REQUIRED WORK:
Produce the same data once more, line for line.

INPUT:
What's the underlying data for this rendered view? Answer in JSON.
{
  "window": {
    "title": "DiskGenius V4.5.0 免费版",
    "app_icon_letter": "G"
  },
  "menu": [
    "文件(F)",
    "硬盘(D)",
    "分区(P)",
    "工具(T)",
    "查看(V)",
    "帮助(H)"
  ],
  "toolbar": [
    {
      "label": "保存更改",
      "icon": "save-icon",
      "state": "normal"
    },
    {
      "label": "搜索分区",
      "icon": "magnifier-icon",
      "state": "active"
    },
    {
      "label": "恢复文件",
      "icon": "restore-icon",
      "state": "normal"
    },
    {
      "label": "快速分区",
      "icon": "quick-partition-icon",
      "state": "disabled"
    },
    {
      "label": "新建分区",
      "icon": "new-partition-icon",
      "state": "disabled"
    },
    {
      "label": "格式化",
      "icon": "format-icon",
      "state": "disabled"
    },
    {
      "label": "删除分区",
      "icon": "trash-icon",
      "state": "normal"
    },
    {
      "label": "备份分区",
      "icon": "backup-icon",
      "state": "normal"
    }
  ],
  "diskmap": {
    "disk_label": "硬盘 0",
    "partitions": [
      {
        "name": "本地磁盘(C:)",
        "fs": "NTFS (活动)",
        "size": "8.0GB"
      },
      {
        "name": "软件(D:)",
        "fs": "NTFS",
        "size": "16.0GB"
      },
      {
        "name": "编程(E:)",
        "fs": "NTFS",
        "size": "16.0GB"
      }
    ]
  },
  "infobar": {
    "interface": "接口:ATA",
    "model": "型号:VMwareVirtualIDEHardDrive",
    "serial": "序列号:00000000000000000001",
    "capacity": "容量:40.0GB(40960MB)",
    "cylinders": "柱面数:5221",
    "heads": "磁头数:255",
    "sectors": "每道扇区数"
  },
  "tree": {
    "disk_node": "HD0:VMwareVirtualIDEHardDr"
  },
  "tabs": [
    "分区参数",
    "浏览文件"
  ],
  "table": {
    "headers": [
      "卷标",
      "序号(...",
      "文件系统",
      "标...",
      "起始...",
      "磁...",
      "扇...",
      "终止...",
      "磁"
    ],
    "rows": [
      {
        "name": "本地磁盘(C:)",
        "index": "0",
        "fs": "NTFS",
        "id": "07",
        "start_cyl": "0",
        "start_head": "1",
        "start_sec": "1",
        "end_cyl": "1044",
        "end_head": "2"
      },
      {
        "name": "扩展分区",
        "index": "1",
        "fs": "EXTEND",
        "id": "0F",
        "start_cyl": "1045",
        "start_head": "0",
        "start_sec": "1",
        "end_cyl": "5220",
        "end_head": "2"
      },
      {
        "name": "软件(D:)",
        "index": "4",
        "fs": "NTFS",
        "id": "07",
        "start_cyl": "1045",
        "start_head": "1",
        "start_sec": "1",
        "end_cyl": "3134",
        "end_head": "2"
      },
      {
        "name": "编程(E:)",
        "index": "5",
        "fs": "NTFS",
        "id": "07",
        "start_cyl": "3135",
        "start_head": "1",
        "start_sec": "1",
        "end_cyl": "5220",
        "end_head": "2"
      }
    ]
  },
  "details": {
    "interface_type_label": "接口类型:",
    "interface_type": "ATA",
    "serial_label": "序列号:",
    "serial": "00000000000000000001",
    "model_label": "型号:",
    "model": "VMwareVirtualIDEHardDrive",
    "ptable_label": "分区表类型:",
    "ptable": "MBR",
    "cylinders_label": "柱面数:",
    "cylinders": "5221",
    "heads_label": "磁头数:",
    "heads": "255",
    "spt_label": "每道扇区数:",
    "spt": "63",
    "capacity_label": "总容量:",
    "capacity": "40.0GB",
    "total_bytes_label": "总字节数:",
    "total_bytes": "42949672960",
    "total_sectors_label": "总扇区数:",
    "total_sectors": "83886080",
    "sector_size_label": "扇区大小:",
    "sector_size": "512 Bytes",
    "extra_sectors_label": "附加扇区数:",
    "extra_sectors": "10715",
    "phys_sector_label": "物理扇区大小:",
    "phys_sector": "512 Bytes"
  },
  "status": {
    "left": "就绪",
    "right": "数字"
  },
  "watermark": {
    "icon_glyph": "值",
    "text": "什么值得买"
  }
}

EXERCISE RESPONSE:
What's the underlying data for this rendered view? Answer in JSON.
{
  "window": {
    "title": "DiskGenius V4.5.0 免费版",
    "app_icon_letter": "G"
  },
  "menu": [
    "文件(F)",
    "硬盘(D)",
    "分区(P)",
    "工具(T)",
    "查看(V)",
    "帮助(H)"
  ],
  "toolbar": [
    {
      "label": "保存更改",
      "icon": "save-icon",
      "state": "normal"
    },
    {
      "label": "搜索分区",
      "icon": "magnifier-icon",
      "state": "active"
    },
    {
      "label": "恢复文件",
      "icon": "restore-icon",
      "state": "normal"
    },
    {
      "label": "快速分区",
      "icon": "quick-partition-icon",
      "state": "disabled"
    },
    {
      "label": "新建分区",
      "icon": "new-partition-icon",
      "state": "disabled"
    },
    {
      "label": "格式化",
      "icon": "format-icon",
      "state": "disabled"
    },
    {
      "label": "删除分区",
      "icon": "trash-icon",
      "state": "normal"
    },
    {
      "label": "备份分区",
      "icon": "backup-icon",
      "state": "normal"
    }
  ],
  "diskmap": {
    "disk_label": "硬盘 0",
    "partitions": [
      {
        "name": "本地磁盘(C:)",
        "fs": "NTFS (活动)",
        "size": "8.0GB"
      },
      {
        "name": "软件(D:)",
        "fs": "NTFS",
        "size": "16.0GB"
      },
      {
        "name": "编程(E:)",
        "fs": "NTFS",
        "size": "16.0GB"
      }
    ]
  },
  "infobar": {
    "interface": "接口:ATA",
    "model": "型号:VMwareVirtualIDEHardDrive",
    "serial": "序列号:00000000000000000001",
    "capacity": "容量:40.0GB(40960MB)",
    "cylinders": "柱面数:5221",
    "heads": "磁头数:255",
    "sectors": "每道扇区数"
  },
  "tree": {
    "disk_node": "HD0:VMwareVirtualIDEHardDr"
  },
  "tabs": [
    "分区参数",
    "浏览文件"
  ],
  "table": {
    "headers": [
      "卷标",
      "序号(...",
      "文件系统",
      "标...",
      "起始...",
      "磁...",
      "扇...",
      "终止...",
      "磁"
    ],
    "rows": [
      {
        "name": "本地磁盘(C:)",
        "index": "0",
        "fs": "NTFS",
        "id": "07",
        "start_cyl": "0",
        "start_head": "1",
        "start_sec": "1",
        "end_cyl": "1044",
        "end_head": "2"
      },
      {
        "name": "扩展分区",
        "index": "1",
        "fs": "EXTEND",
        "id": "0F",
        "start_cyl": "1045",
        "start_head": "0",
        "start_sec": "1",
        "end_cyl": "5220",
        "end_head": "2"
      },
      {
        "name": "软件(D:)",
        "index": "4",
        "fs": "NTFS",
        "id": "07",
        "start_cyl": "1045",
        "start_head": "1",
        "start_sec": "1",
        "end_cyl": "3134",
        "end_head": "2"
      },
      {
        "name": "编程(E:)",
        "index": "5",
        "fs": "NTFS",
        "id": "07",
        "start_cyl": "3135",
        "start_head": "1",
        "start_sec": "1",
        "end_cyl": "5220",
        "end_head": "2"
      }
    ]
  },
  "details": {
    "interface_type_label": "接口类型:",
    "interface_type": "ATA",
    "serial_label": "序列号:",
    "serial": "00000000000000000001",
    "model_label": "型号:",
    "model": "VMwareVirtualIDEHardDrive",
    "ptable_label": "分区表类型:",
    "ptable": "MBR",
    "cylinders_label": "柱面数:",
    "cylinders": "5221",
    "heads_label": "磁头数:",
    "heads": "255",
    "spt_label": "每道扇区数:",
    "spt": "63",
    "capacity_label": "总容量:",
    "capacity": "40.0GB",
    "total_bytes_label": "总字节数:",
    "total_bytes": "42949672960",
    "total_sectors_label": "总扇区数:",
    "total_sectors": "83886080",
    "sector_size_label": "扇区大小:",
    "sector_size": "512 Bytes",
    "extra_sectors_label": "附加扇区数:",
    "extra_sectors": "10715",
    "phys_sector_label": "物理扇区大小:",
    "phys_sector": "512 Bytes"
  },
  "status": {
    "left": "就绪",
    "right": "数字"
  },
  "watermark": {
    "icon_glyph": "值",
    "text": "什么值得买"
  }
}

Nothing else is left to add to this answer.